▸ **WHAT THE EXERCISE ASKS**
Copy out each line of the entries where the word "title" is present.

————————

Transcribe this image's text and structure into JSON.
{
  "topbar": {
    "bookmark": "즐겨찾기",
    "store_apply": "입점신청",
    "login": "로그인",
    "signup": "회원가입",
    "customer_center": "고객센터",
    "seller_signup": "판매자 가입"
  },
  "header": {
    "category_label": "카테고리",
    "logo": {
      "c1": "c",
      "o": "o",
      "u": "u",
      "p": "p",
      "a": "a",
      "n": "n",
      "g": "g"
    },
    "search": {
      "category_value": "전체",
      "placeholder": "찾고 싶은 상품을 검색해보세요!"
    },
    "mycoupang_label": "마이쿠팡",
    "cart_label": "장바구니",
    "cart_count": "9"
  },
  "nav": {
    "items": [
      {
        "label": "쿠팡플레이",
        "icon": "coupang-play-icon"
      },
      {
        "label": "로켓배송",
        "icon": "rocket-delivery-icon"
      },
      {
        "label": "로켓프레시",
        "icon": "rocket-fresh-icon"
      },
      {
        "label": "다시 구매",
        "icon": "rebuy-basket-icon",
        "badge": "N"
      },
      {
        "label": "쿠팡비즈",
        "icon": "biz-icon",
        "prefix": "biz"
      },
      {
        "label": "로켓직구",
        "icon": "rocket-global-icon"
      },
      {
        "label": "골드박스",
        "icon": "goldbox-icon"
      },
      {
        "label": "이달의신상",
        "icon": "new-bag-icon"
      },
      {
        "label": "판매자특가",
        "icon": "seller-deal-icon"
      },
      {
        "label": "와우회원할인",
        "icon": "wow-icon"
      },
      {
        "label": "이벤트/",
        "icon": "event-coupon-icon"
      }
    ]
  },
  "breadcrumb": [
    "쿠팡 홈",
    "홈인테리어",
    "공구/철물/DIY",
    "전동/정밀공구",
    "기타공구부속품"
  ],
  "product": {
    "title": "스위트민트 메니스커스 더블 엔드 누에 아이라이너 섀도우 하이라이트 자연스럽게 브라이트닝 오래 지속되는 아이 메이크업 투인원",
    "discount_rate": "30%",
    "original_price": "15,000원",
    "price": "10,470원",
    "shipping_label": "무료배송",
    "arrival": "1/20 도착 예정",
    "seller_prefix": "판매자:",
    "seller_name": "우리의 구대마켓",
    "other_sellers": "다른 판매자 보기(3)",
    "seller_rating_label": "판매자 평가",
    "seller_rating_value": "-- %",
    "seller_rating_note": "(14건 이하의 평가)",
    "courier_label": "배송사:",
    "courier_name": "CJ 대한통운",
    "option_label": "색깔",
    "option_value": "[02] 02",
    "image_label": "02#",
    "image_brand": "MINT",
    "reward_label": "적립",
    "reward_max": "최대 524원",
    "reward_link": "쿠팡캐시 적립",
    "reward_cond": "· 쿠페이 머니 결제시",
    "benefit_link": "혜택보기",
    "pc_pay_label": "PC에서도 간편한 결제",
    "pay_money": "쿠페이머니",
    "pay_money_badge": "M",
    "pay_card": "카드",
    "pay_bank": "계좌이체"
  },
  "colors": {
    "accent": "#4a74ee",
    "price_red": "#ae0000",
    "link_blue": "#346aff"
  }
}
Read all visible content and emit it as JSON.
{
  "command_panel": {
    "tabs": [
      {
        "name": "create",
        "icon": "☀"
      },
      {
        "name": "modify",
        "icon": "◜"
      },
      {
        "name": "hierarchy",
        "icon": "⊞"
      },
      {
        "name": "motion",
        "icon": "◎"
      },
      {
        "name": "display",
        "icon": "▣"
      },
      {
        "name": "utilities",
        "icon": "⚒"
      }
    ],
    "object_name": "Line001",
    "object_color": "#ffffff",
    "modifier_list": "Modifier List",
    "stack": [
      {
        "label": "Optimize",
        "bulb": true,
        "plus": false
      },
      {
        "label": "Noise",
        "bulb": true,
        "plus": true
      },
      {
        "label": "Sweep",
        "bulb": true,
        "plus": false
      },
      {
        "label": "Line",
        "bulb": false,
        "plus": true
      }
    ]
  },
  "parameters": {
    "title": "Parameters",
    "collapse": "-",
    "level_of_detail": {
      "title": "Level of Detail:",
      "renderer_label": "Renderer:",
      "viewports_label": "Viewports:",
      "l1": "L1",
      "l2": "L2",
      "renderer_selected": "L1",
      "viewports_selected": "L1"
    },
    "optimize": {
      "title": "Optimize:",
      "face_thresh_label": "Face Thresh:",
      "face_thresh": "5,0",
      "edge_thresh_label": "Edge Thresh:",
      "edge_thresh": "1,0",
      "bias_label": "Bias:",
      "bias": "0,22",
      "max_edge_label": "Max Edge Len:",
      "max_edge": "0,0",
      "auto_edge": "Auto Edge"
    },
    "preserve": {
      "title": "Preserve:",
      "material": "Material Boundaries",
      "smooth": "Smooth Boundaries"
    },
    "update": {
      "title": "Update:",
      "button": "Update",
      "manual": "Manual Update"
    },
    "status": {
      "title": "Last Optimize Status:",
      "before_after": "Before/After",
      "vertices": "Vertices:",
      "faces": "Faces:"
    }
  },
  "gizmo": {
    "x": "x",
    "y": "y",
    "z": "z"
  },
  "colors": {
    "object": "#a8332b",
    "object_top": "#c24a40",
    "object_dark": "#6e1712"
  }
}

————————

▸ **EXERCISE ANSWER**
    "title": "스위트민트 메니스커스 더블 엔드 누에 아이라이너 섀도우 하이라이트 자연스럽게 브라이트닝 오래 지속되는 아이 메이크업 투인원",
    "title": "Parameters",
      "title": "Level of Detail:",
      "title": "Optimize:",
      "title": "Preserve:",
      "title": "Update:",
      "title": "Last Optimize Status:",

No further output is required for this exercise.